How To Detect, Locate, and Quantify Water Leaks In Distribution Networks – Part 2

This is the second and last part pof the article “How To Detect, Locate, and Quantify Water Leaks In Distribution Networks”. In this article we will show how to detect, and quantify leaks in water distribution networks, and which are the best practices undertaken by most of the water authorities and companies to avoid problems.

Location Methods for Water Leaks

Once the existence of a water leak has been detected, its location must be determined as quickly as possible. Some of the most common leak location methods are visual inspection, water meter reading, and Water Network Simulation (WNSim) modelling.

– Visual inspection. It is the oldest and one of the most common water leak location methods. It can be performed by utility personnel or even local residents, who may notice and report a potential leak. This simple method is slow, and it requires plenty of resources from water managers and have a high pollution.

– Water meter reading. It is a simple leak detection method, consisting of measuring the water flow at different points in the network using water meters. These readings can help pinpoint and quantify the source of the water leak. The main issue with this method lies on its poor spatial resolution, and water managers need to incorporate additional solutions to gain detection accuracy.

– WNSim modelling. In some situations, it may be necessary to use advanced modelling techniques to determine the location of a water leak. Computer modelling technologies can be used to simulate the movement of water through the network and help to determine the source of a water leak. 

In recent years, advances in fiber-optics research and development have brought forth a new set of water monitoring technologies, based on fiber-optics sensors (FOS), that operate in real time. These systems are capable of detecting water leaks and determining their size with a precision of 5 l/min and a typical location error of a few meters, within tens of kilometers of monitored pipeline. Although FOS technologies have only recently started to see application in the water sector, they are quickly getting traction as a promising monitoring solution, featuring low power consumption, high precision, and uninterrupted operation.
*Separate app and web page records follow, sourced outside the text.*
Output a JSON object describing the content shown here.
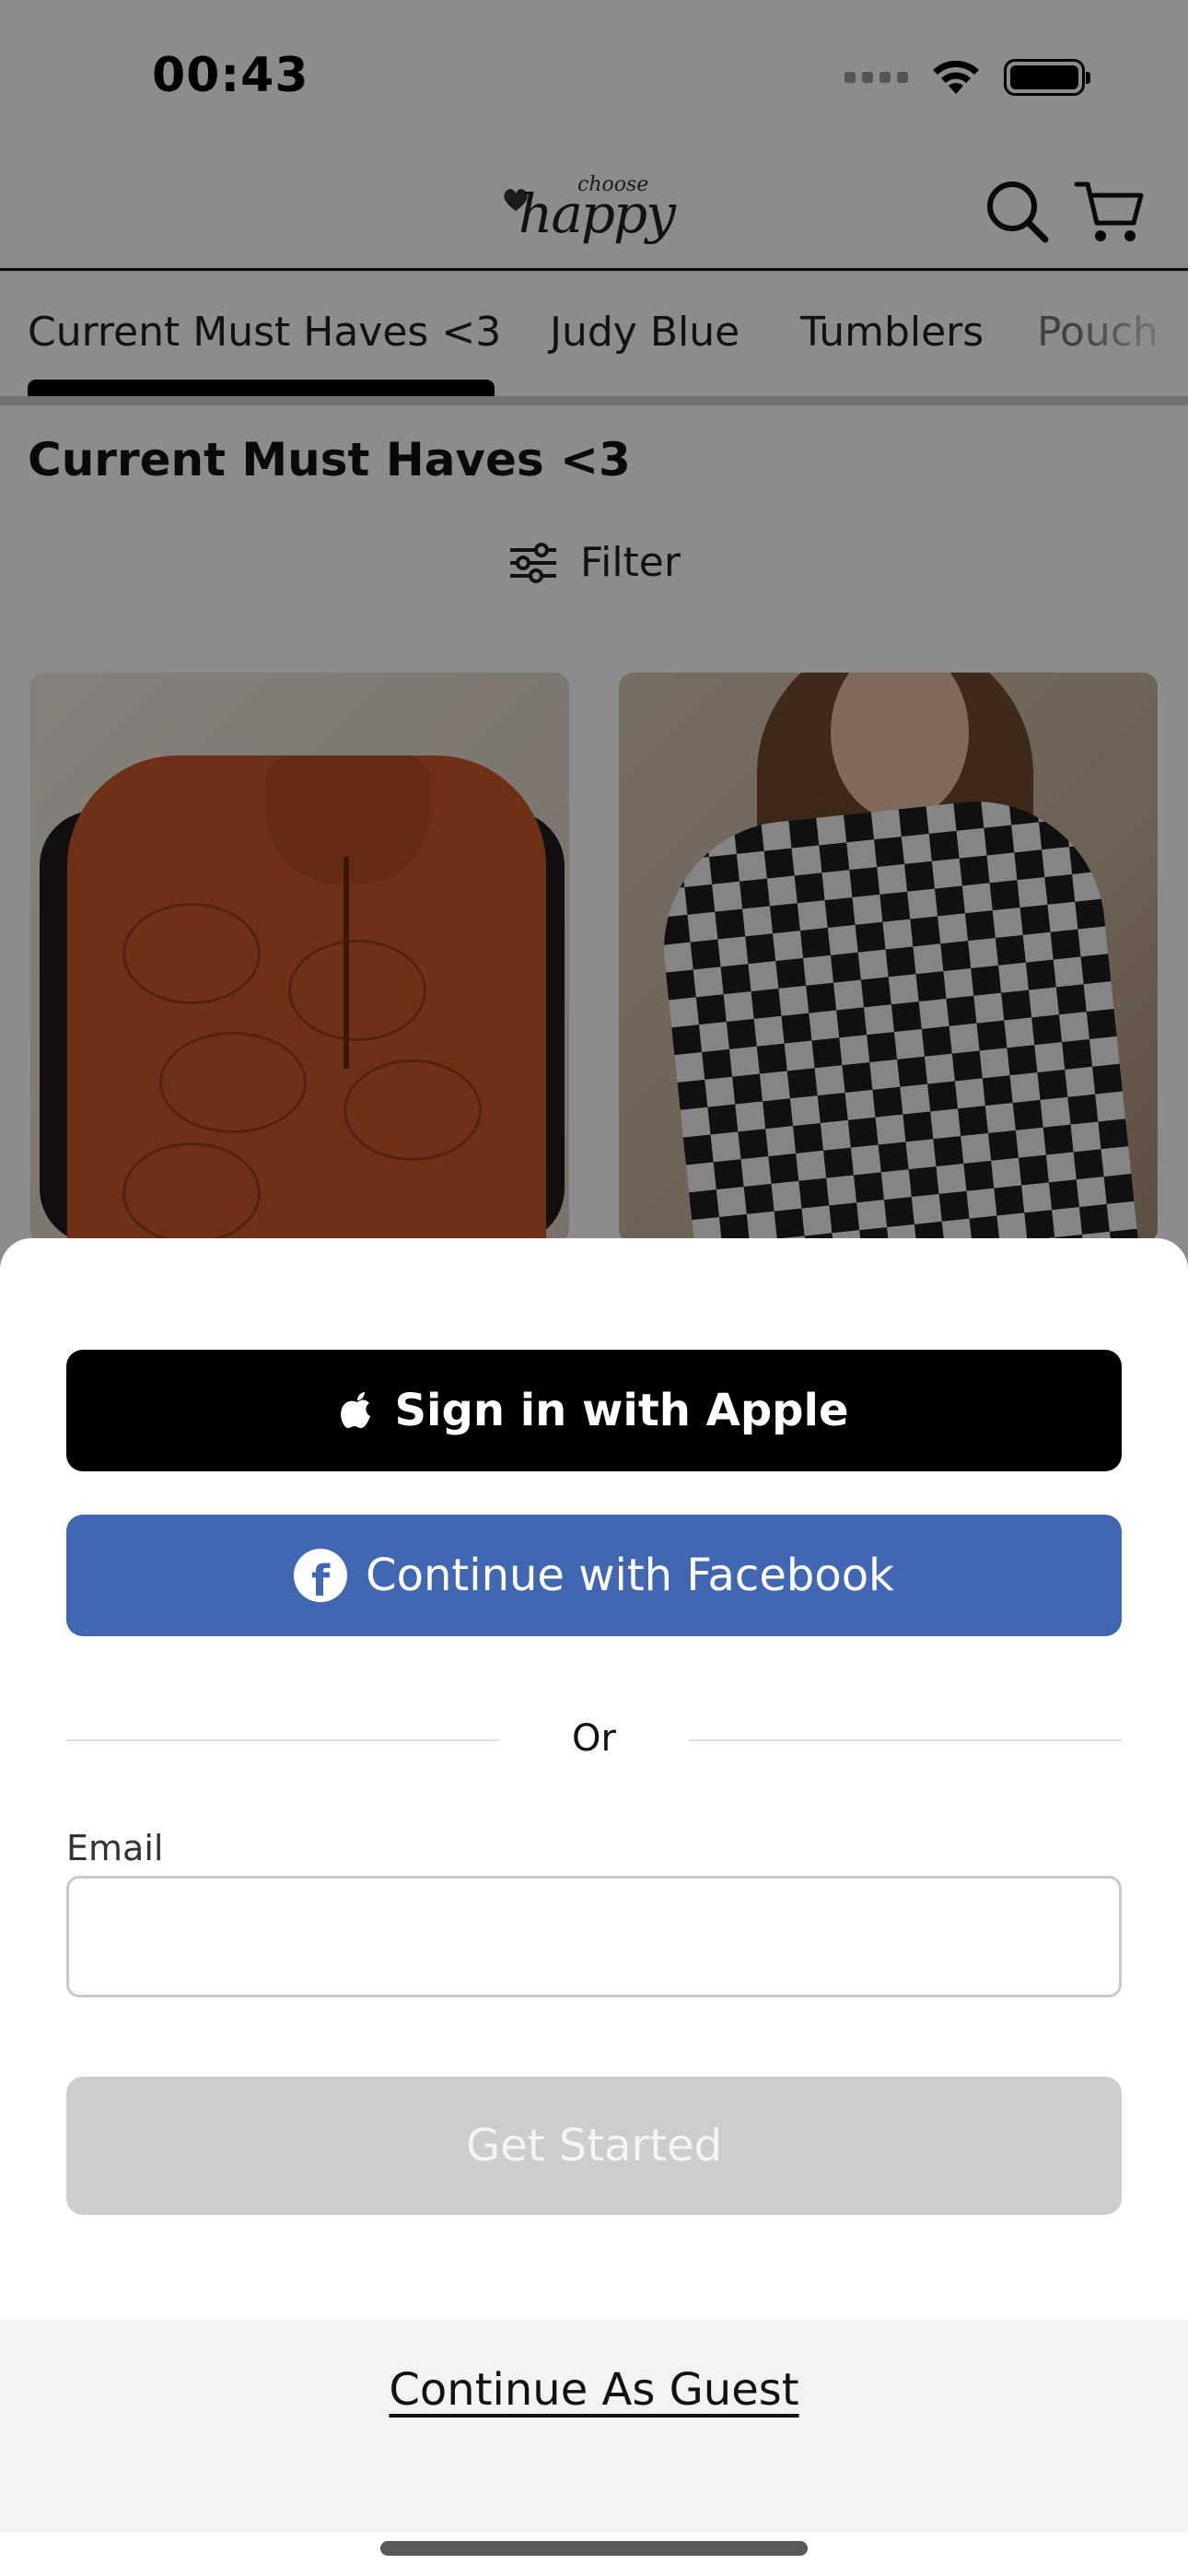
{
  "status_bar": {
    "time": "00:43"
  },
  "header": {
    "logo_small_text": "choose",
    "logo_main_text": "happy",
    "icons": [
      "search-icon",
      "cart-icon"
    ]
  },
  "tabs": [
    {
      "label": "Current Must Haves <3",
      "active": true
    },
    {
      "label": "Judy Blue",
      "active": false
    },
    {
      "label": "Tumblers",
      "active": false
    },
    {
      "label": "Pouch",
      "active": false
    }
  ],
  "section": {
    "title": "Current Must Haves <3",
    "filter_label": "Filter"
  },
  "products": [
    {
      "image": "orange quilted vest over black long sleeve"
    },
    {
      "image": "black and white checkered mesh top"
    }
  ],
  "sheet": {
    "apple_label": "Sign in with Apple",
    "facebook_label": "Continue with Facebook",
    "or_label": "Or",
    "email_label": "Email",
    "email_value": "",
    "email_placeholder": "",
    "get_started_label": "Get Started",
    "guest_label": "Continue As Guest"
  },
  "colors": {
    "apple_button": "#000000",
    "facebook_button": "#4267B2",
    "get_started_disabled": "#CDCDCD",
    "guest_band": "#F3F3F3"
  }
}
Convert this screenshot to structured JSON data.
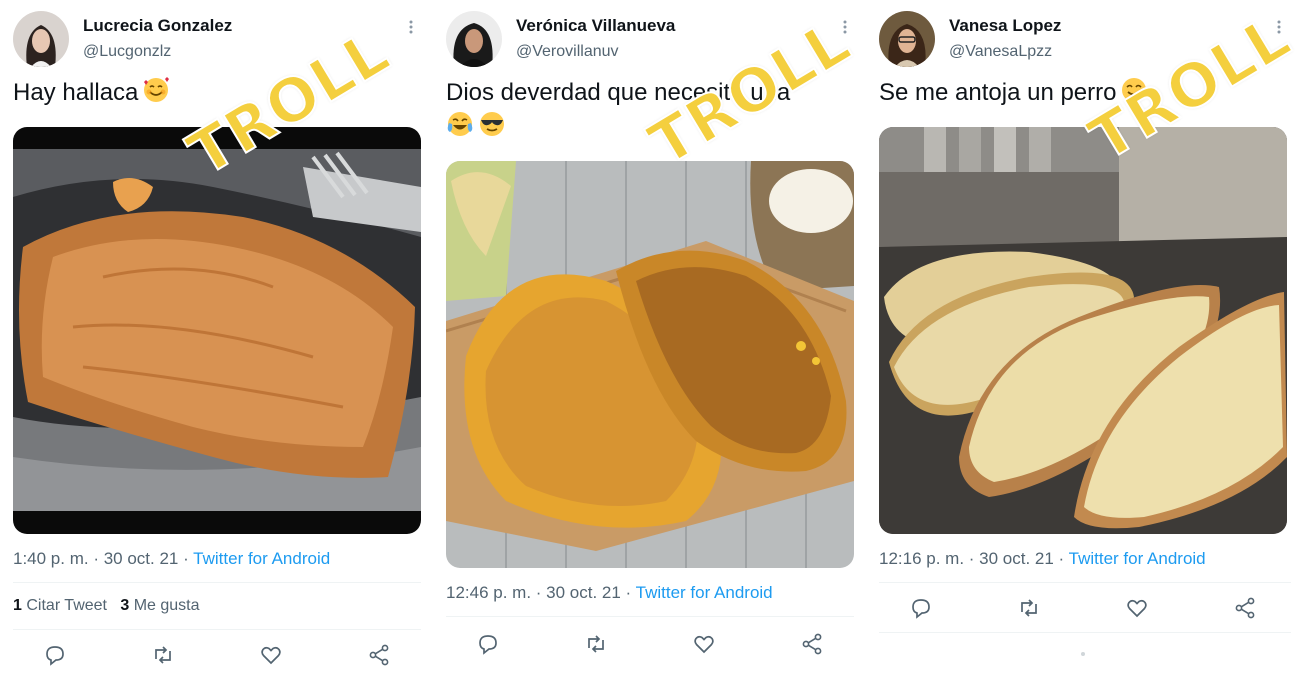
{
  "watermark": "TROLL",
  "tweets": [
    {
      "name": "Lucrecia Gonzalez",
      "handle": "@Lucgonzlz",
      "text": "Hay hallaca",
      "emoji": "smiling-face-with-hearts",
      "time": "1:40 p. m. · 30 oct. 21 · ",
      "source": "Twitter for Android",
      "quote_count": "1",
      "quote_label": "Citar Tweet",
      "like_count": "3",
      "like_label": "Me gusta"
    },
    {
      "name": "Verónica Villanueva",
      "handle": "@Verovillanuv",
      "text_line1": "Dios deverdad que necesito una",
      "emoji": [
        "face-with-tears-of-joy",
        "smiling-face-with-sunglasses"
      ],
      "time": "12:46 p. m. · 30 oct. 21 · ",
      "source": "Twitter for Android"
    },
    {
      "name": "Vanesa Lopez",
      "handle": "@VanesaLpzz",
      "text": "Se me antoja un perro",
      "emoji": "face-savoring-food",
      "time": "12:16 p. m. · 30 oct. 21 · ",
      "source": "Twitter for Android"
    }
  ],
  "colors": {
    "link": "#1d9bf0",
    "secondary": "#536471",
    "watermark": "#f4cf3e"
  }
}
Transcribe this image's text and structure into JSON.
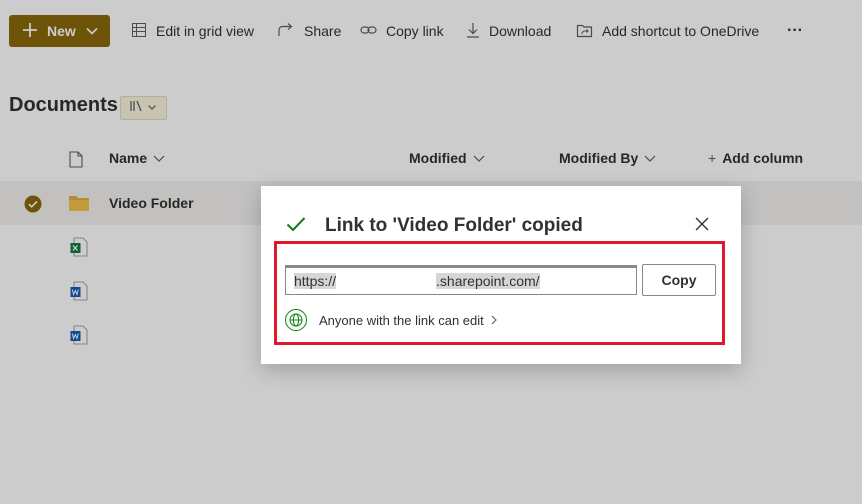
{
  "toolbar": {
    "new_label": "New",
    "edit_grid_label": "Edit in grid view",
    "share_label": "Share",
    "copy_link_label": "Copy link",
    "download_label": "Download",
    "add_shortcut_label": "Add shortcut to OneDrive",
    "more_label": "···"
  },
  "library": {
    "title": "Documents"
  },
  "columns": {
    "name": "Name",
    "modified": "Modified",
    "modified_by": "Modified By",
    "add_column": "Add column"
  },
  "rows": [
    {
      "name": "Video Folder",
      "type": "folder",
      "selected": true
    },
    {
      "name": "",
      "type": "excel"
    },
    {
      "name": "",
      "type": "word"
    },
    {
      "name": "",
      "type": "word"
    }
  ],
  "dialog": {
    "title": "Link to 'Video Folder' copied",
    "link_prefix": "https://",
    "link_domain": ".sharepoint.com/",
    "copy_button": "Copy",
    "permission_text": "Anyone with the link can edit"
  },
  "colors": {
    "accent": "#8a6a0a",
    "success": "#107c10",
    "highlight_border": "#e1182d"
  }
}
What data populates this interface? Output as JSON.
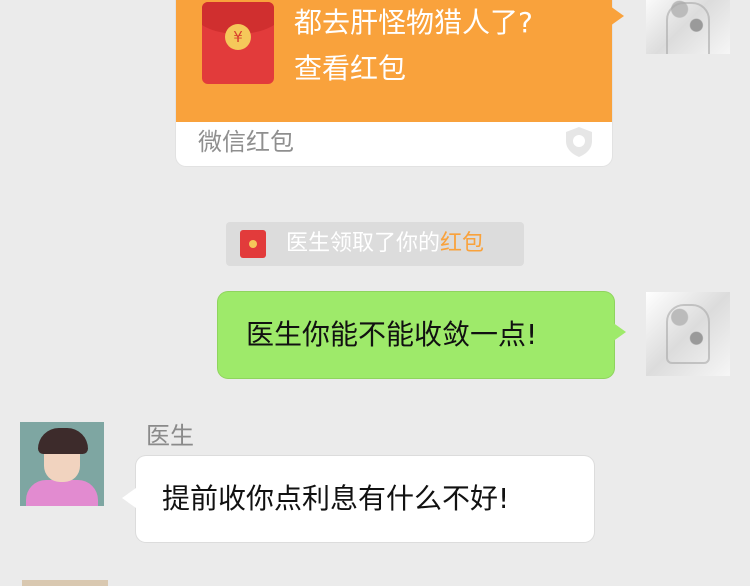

Figure 1.-Fibsen’s FOS-based real time water leak detector.

Quantifying the Size of a Water Leak

Water leaks in distribution networks can be difficult to detect, locate, and quantify. Sometimes, the leak may be so small that it can only be detected by visual inspection. In such cases, it may be necessary to first use advanced technologies such as fiber-optics distributed acoustic sensors to detect the vibration produced by the leak, and then follow up by visual inspection. In other cases, the size of the leak may be very large, and it may be difficult to even detect a leak with the naked eye. In such a case, advanced technologies such as water network simulation modelling can be used.

Best Practices for Identifying and Responding to Water Leaks

With the rise in demand for water around the world, being able to detect, locate, and quantify water leaks has become a fundamental necessity. A number of good practices can be adopted to take steps in this direction: 

– Install and maintain water meters. 

– Invest in water leak detection systems. A robust, reliable, and continuous monitoring system is the best leak prevention mechanism.

– Respond quickly to detected water leaks. 

– Create a water leak detection plan. A solid lead detection plan is a must-have for ensuring quick response and optimal data gathering.

– Respond to water leak reports. Residents and local authorities can also be an important asset in water leak detection.

– Investigate all water leaks. After a water leak has been detected, it is important to investigate its source to prevent further ramifications.

Figure 2 .-Water leak being repaired in Greece, found during our Demo case TALOS